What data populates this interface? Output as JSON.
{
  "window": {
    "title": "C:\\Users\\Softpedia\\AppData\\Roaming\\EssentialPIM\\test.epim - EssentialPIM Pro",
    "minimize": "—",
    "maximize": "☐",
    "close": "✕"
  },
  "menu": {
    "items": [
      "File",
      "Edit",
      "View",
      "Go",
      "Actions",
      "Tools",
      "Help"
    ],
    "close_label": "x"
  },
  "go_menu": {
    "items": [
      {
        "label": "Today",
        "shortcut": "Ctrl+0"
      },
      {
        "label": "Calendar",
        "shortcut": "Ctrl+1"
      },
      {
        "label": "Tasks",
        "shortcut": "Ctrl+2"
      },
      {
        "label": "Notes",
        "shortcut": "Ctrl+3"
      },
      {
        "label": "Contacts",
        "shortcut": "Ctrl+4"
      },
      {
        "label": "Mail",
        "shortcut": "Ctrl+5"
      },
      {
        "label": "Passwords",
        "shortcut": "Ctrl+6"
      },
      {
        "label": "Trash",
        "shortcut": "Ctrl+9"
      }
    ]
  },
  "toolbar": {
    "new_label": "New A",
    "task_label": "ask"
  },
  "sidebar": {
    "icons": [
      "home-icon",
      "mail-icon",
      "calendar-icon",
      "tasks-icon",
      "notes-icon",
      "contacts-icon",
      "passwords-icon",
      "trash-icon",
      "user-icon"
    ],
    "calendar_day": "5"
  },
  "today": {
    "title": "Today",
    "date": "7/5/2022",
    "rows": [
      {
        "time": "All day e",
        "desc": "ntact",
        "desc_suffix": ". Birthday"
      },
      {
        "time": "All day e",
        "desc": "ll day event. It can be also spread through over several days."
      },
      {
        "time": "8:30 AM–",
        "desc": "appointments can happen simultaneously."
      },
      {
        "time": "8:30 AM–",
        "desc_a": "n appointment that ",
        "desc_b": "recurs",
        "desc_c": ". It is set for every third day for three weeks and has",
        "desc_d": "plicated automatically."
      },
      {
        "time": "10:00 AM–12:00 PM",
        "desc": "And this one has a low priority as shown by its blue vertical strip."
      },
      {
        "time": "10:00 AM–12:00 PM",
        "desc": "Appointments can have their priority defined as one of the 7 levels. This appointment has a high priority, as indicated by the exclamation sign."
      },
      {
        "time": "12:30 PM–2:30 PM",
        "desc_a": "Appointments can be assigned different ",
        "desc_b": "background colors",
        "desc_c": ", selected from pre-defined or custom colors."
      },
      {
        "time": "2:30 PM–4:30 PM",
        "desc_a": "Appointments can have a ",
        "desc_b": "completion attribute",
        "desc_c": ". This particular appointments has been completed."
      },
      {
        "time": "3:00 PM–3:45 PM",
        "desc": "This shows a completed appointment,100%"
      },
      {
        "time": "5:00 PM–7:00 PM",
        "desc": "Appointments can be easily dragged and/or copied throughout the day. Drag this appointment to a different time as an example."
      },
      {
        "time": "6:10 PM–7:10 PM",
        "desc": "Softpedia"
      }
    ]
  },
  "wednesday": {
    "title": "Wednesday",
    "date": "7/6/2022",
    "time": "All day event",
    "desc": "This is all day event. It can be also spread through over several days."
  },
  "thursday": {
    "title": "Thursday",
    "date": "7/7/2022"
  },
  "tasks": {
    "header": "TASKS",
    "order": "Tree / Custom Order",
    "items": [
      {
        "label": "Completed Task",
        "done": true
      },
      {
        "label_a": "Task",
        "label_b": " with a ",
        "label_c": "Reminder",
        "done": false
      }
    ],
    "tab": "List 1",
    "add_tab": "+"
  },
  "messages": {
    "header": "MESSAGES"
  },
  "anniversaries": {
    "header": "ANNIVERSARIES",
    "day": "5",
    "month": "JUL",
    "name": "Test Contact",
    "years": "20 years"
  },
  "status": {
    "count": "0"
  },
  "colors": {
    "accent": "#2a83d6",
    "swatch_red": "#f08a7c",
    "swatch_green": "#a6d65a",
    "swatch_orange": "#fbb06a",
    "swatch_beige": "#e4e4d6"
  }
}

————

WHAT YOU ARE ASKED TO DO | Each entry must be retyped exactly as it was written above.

ANSWER TO THE PROBLEM |
What data populates this interface? Output as JSON.
{
  "window": {
    "title": "C:\\Users\\Softpedia\\AppData\\Roaming\\EssentialPIM\\test.epim - EssentialPIM Pro",
    "minimize": "—",
    "maximize": "☐",
    "close": "✕"
  },
  "menu": {
    "items": [
      "File",
      "Edit",
      "View",
      "Go",
      "Actions",
      "Tools",
      "Help"
    ],
    "close_label": "x"
  },
  "go_menu": {
    "items": [
      {
        "label": "Today",
        "shortcut": "Ctrl+0"
      },
      {
        "label": "Calendar",
        "shortcut": "Ctrl+1"
      },
      {
        "label": "Tasks",
        "shortcut": "Ctrl+2"
      },
      {
        "label": "Notes",
        "shortcut": "Ctrl+3"
      },
      {
        "label": "Contacts",
        "shortcut": "Ctrl+4"
      },
      {
        "label": "Mail",
        "shortcut": "Ctrl+5"
      },
      {
        "label": "Passwords",
        "shortcut": "Ctrl+6"
      },
      {
        "label": "Trash",
        "shortcut": "Ctrl+9"
      }
    ]
  },
  "toolbar": {
    "new_label": "New A",
    "task_label": "ask"
  },
  "sidebar": {
    "icons": [
      "home-icon",
      "mail-icon",
      "calendar-icon",
      "tasks-icon",
      "notes-icon",
      "contacts-icon",
      "passwords-icon",
      "trash-icon",
      "user-icon"
    ],
    "calendar_day": "5"
  },
  "today": {
    "title": "Today",
    "date": "7/5/2022",
    "rows": [
      {
        "time": "All day e",
        "desc": "ntact",
        "desc_suffix": ". Birthday"
      },
      {
        "time": "All day e",
        "desc": "ll day event. It can be also spread through over several days."
      },
      {
        "time": "8:30 AM–",
        "desc": "appointments can happen simultaneously."
      },
      {
        "time": "8:30 AM–",
        "desc_a": "n appointment that ",
        "desc_b": "recurs",
        "desc_c": ". It is set for every third day for three weeks and has",
        "desc_d": "plicated automatically."
      },
      {
        "time": "10:00 AM–12:00 PM",
        "desc": "And this one has a low priority as shown by its blue vertical strip."
      },
      {
        "time": "10:00 AM–12:00 PM",
        "desc": "Appointments can have their priority defined as one of the 7 levels. This appointment has a high priority, as indicated by the exclamation sign."
      },
      {
        "time": "12:30 PM–2:30 PM",
        "desc_a": "Appointments can be assigned different ",
        "desc_b": "background colors",
        "desc_c": ", selected from pre-defined or custom colors."
      },
      {
        "time": "2:30 PM–4:30 PM",
        "desc_a": "Appointments can have a ",
        "desc_b": "completion attribute",
        "desc_c": ". This particular appointments has been completed."
      },
      {
        "time": "3:00 PM–3:45 PM",
        "desc": "This shows a completed appointment,100%"
      },
      {
        "time": "5:00 PM–7:00 PM",
        "desc": "Appointments can be easily dragged and/or copied throughout the day. Drag this appointment to a different time as an example."
      },
      {
        "time": "6:10 PM–7:10 PM",
        "desc": "Softpedia"
      }
    ]
  },
  "wednesday": {
    "title": "Wednesday",
    "date": "7/6/2022",
    "time": "All day event",
    "desc": "This is all day event. It can be also spread through over several days."
  },
  "thursday": {
    "title": "Thursday",
    "date": "7/7/2022"
  },
  "tasks": {
    "header": "TASKS",
    "order": "Tree / Custom Order",
    "items": [
      {
        "label": "Completed Task",
        "done": true
      },
      {
        "label_a": "Task",
        "label_b": " with a ",
        "label_c": "Reminder",
        "done": false
      }
    ],
    "tab": "List 1",
    "add_tab": "+"
  },
  "messages": {
    "header": "MESSAGES"
  },
  "anniversaries": {
    "header": "ANNIVERSARIES",
    "day": "5",
    "month": "JUL",
    "name": "Test Contact",
    "years": "20 years"
  },
  "status": {
    "count": "0"
  },
  "colors": {
    "accent": "#2a83d6",
    "swatch_red": "#f08a7c",
    "swatch_green": "#a6d65a",
    "swatch_orange": "#fbb06a",
    "swatch_beige": "#e4e4d6"
  }
}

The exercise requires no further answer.